Herb wroclaw.svg
Versions
Das Breslauer Wappen.PNG
1530-1938 (traditional)
Details
Armiger Gmina Wrocław
Adopted 1530

The Coat of arms of the City of Wrocław is divided into quarters. It dates back to 1530, when it was approved by Emperor Charles V.[1]

Description[edit]

In the centre is the severed head of John the Baptist, the city's patron saint. The crowned lion rampant in the first (upper left) quarter represents the Kingdom of Bohemia, which Wrocław became part of upon the death of Duke Henry VI of Silesia in 1335. In the second (upper right) quarter there is the Silesian eagle which comes from the ruling Piast dynasty.

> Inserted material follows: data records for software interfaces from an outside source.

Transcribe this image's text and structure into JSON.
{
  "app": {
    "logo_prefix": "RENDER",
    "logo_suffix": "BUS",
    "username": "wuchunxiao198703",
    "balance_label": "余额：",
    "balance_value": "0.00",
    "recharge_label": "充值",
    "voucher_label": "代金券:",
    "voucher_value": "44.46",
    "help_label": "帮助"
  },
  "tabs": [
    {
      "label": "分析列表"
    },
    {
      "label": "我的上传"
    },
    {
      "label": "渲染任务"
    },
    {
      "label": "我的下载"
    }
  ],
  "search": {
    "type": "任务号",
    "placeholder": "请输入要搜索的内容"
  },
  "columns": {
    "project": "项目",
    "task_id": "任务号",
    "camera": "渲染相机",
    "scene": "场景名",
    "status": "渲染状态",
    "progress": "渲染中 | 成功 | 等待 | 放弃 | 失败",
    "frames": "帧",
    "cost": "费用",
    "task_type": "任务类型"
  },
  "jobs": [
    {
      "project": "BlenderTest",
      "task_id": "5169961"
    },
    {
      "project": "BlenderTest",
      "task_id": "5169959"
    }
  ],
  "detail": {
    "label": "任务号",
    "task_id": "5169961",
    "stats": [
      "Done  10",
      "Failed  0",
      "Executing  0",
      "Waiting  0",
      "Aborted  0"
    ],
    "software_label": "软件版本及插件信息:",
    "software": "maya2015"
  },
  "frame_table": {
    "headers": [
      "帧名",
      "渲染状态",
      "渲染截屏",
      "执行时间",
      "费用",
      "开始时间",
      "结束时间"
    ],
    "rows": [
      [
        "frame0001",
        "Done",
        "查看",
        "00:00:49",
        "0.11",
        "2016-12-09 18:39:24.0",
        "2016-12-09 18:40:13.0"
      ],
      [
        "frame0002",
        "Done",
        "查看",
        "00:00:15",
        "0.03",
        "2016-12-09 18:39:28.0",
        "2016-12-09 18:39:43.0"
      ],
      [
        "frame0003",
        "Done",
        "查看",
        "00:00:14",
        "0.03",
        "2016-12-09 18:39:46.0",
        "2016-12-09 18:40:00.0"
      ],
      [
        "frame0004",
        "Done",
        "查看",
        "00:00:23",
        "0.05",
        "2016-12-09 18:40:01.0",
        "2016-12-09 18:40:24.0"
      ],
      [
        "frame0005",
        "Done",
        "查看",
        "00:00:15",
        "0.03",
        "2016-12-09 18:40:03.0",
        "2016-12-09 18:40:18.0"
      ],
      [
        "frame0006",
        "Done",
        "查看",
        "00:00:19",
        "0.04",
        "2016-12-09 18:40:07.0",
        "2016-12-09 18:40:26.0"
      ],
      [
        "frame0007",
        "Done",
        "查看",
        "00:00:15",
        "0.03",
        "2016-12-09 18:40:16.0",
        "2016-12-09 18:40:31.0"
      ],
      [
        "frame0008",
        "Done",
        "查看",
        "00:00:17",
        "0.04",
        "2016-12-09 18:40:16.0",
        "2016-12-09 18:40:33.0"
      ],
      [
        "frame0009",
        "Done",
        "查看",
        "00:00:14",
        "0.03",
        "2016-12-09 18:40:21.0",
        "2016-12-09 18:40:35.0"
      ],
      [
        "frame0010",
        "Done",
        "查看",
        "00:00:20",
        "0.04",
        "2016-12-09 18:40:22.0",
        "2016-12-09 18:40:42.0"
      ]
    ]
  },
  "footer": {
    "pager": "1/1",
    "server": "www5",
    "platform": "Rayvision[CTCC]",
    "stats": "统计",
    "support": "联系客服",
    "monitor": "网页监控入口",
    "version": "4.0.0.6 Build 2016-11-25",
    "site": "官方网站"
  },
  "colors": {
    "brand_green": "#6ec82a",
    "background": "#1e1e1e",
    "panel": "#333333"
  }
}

The letter "W" in the third quarter stands for both Wratislavia, the Latin name of the city, and for the name of the legendary founder of the city Wrócisław (probably Duke Vratislaus I of Bohemia). In the fourth quarter there is John the Evangelist with halo and an overturned crown as pectorale.

Its blazon is: "Quarterly, I: Gules, a lion rampant queue fourch erect facing sinister Argent, armed and langued Or outlined Sable, crowned Or outlined Sable; II: Or, an eagle Sable charged with across its breast and wings a crescent Argent upward pointing with a crosslet Argent attached rising from the middle; III: Or, a capital letter 'W' Sable serifed; IV: head and shoulders of St. John the Evangelist gardant Argent, with youthful face and long hair Argent outlined Sable and with halo Or outlined Sable, issuant from an inverted crown Or outlined Sable. Surmounting all at center a roundel Argent, double-bordered in Sable, charged with St. John the Baptist's head Argent, with beard and hair Sable, semi-gardant turned toward the dexter."

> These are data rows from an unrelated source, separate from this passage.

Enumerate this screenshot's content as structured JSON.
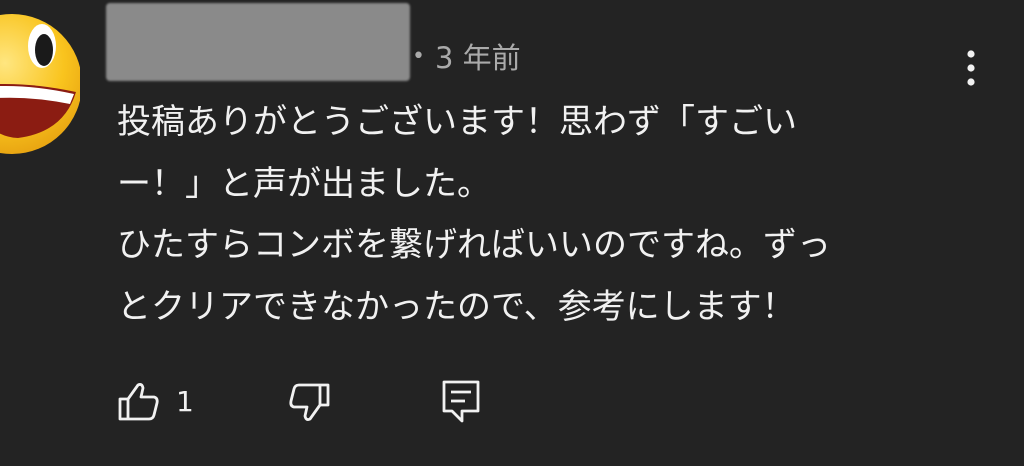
{
  "comment": {
    "timestamp": "3 年前",
    "lines": [
      "投稿ありがとうございます！思わず「すごい",
      "ー！」と声が出ました。",
      "ひたすらコンボを繋げればいいのですね。ずっ",
      "とクリアできなかったので、参考にします！"
    ],
    "like_count": "1"
  },
  "icons": {
    "avatar": "grinning-face-emoji",
    "menu": "more-vertical-icon",
    "like": "thumbs-up-icon",
    "dislike": "thumbs-down-icon",
    "reply": "comment-reply-icon"
  },
  "colors": {
    "background": "#232323",
    "text": "#f1f1f1",
    "secondary_text": "#aaaaaa"
  }
}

Evolution[edit]

Wrocław's arms under the Third Reich.

In 1938, this coat of arms was abolished,[1] as the Nazi authorities viewed it as too Slavic. It was replaced by a "purely German" coat-of-arms, a shield parted horizontally, with a black Silesian eagle on the top without Christian crosslet on the breast, and an Iron Cross in red field on the bottom. This was abolished after Wrocław became part of Poland in 1945.

Wrocław's arms under communist regime.

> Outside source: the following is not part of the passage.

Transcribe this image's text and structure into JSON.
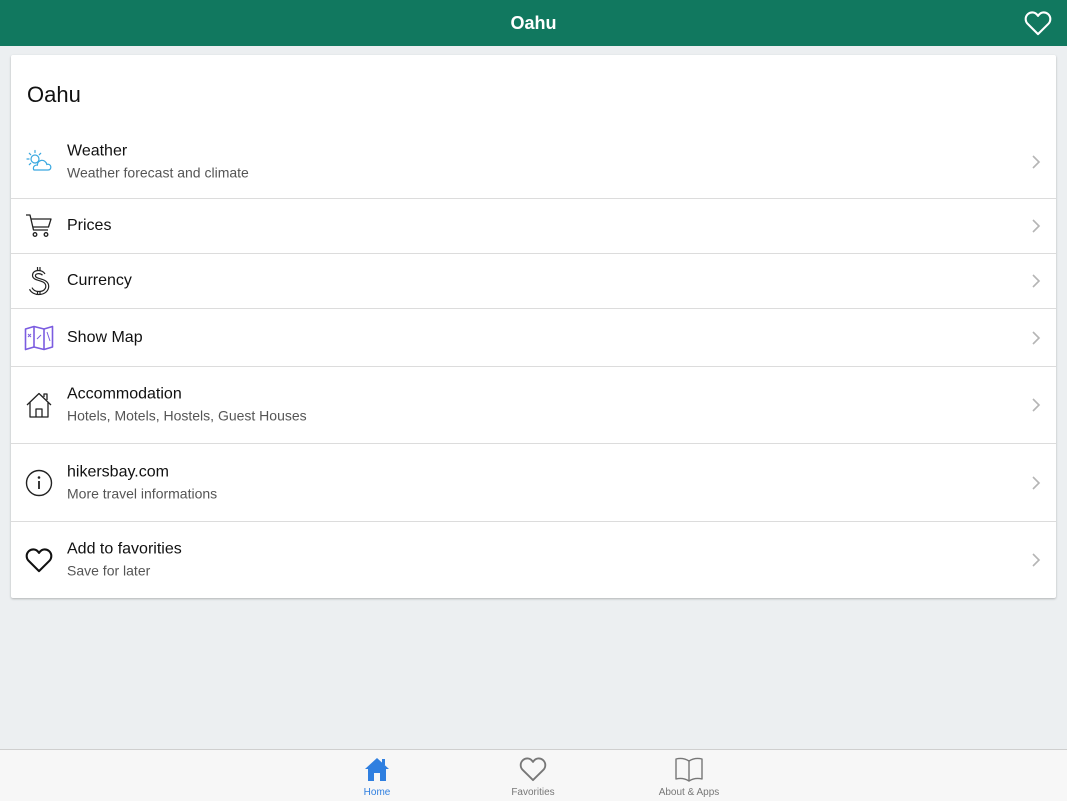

Wrocław, as part of the People's Republic of Poland, changed the coat of arms again as the authorities now - ironically - considered the original version as too Germanic. It was replaced by a "purely Polish" coat of arms with a Silesian black eagle on gold and a Polish white eagle on a red field. These coat of arms were used from 1948 to 1990.

After the collapse of communism, the city decided to revert to the coat of arms of 1530,[1] albeit in a more stylized form.

See also[edit]

References[edit]

  1. ^ a b c Norbert Conrads. Wrocław – Identities and cultural memory. ENRS. 2011-06-07. Retrieved 2013-09-14.

External links and sources[edit]